(Items from an interface collection)
==============================

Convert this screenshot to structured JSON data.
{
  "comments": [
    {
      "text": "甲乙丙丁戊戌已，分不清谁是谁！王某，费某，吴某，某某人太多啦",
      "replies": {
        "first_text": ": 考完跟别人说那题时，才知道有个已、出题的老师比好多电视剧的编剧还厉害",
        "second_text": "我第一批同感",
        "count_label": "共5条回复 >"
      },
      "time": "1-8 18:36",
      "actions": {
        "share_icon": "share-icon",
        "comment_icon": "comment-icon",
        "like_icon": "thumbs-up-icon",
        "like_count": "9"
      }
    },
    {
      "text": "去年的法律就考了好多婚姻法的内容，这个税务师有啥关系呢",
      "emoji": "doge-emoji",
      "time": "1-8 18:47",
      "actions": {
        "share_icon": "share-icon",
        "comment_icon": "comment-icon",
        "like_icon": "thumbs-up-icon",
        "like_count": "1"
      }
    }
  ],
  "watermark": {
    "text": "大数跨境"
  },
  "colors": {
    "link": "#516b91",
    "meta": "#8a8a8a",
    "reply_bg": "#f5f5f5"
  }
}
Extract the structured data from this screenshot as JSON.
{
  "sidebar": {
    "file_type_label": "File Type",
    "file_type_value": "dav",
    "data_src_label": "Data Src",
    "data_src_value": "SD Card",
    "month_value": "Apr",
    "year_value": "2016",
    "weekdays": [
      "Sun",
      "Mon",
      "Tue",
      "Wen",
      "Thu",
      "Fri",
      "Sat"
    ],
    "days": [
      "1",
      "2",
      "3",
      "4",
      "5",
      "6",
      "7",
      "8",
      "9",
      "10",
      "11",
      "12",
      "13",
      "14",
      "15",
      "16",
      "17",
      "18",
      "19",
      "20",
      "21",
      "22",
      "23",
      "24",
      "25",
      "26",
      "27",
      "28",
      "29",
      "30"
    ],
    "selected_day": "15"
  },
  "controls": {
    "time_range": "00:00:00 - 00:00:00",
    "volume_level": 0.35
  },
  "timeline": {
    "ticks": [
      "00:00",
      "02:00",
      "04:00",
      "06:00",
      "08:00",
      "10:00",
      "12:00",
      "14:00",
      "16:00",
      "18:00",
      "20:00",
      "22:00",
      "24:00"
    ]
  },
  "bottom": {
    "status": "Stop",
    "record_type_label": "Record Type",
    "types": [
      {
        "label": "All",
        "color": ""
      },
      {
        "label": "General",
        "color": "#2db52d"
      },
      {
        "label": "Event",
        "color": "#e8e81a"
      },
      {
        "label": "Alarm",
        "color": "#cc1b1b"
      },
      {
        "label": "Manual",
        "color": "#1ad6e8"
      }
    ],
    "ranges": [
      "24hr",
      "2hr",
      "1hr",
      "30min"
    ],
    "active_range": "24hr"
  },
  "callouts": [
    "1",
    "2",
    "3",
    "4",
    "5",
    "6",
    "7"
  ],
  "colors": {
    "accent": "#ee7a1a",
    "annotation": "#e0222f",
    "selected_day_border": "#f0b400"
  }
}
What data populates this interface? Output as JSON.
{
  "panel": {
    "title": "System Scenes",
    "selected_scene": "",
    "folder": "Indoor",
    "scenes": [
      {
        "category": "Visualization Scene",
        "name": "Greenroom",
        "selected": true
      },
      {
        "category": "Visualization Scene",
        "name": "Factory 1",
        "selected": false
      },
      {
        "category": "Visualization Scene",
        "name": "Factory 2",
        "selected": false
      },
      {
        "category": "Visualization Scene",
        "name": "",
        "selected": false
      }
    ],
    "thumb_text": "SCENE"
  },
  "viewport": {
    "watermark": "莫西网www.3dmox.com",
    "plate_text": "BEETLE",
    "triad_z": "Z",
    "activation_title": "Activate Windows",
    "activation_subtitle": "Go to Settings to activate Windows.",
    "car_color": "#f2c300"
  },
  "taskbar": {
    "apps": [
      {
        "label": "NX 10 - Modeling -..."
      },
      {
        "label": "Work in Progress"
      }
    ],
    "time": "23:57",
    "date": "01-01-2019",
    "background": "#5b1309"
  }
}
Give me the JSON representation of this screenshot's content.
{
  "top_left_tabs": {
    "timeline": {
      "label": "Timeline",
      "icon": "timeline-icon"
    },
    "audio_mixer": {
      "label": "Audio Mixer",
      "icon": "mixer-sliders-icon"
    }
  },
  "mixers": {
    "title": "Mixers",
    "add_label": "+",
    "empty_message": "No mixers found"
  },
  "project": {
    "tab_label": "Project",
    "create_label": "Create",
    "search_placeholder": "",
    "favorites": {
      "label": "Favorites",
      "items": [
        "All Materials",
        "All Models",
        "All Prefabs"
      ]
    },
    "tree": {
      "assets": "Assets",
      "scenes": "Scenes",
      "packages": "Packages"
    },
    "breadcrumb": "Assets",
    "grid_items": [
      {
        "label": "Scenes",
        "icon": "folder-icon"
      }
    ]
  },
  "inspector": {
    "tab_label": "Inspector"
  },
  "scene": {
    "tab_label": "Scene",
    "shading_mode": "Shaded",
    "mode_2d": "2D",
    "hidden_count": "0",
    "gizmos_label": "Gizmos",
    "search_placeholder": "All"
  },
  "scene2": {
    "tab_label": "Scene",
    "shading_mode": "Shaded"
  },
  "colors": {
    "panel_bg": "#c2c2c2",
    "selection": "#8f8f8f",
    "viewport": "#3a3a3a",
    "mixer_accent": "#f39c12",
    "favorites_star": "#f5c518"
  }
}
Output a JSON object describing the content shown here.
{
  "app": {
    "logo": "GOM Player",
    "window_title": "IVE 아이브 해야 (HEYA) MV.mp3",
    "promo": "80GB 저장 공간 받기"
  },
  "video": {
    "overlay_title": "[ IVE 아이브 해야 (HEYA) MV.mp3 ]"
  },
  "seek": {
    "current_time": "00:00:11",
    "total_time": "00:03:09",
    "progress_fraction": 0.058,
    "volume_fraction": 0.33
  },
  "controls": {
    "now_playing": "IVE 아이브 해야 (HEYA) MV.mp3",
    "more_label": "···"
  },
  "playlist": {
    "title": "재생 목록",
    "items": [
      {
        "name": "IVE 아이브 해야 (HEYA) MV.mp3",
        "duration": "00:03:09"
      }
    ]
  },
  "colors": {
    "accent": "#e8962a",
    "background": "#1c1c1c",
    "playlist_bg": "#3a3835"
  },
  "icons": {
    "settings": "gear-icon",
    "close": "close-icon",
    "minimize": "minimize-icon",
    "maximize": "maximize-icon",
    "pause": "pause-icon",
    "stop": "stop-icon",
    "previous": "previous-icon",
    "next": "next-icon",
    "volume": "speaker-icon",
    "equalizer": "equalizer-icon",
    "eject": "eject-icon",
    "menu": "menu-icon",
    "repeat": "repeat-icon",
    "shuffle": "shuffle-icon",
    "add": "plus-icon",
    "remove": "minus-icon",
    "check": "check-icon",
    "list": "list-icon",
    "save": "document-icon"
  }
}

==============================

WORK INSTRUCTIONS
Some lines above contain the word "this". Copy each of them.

EXPECTED ANSWER
Convert this screenshot to structured JSON data.
Extract the structured data from this screenshot as JSON.
What data populates this interface? Output as JSON.
Give me the JSON representation of this screenshot's content.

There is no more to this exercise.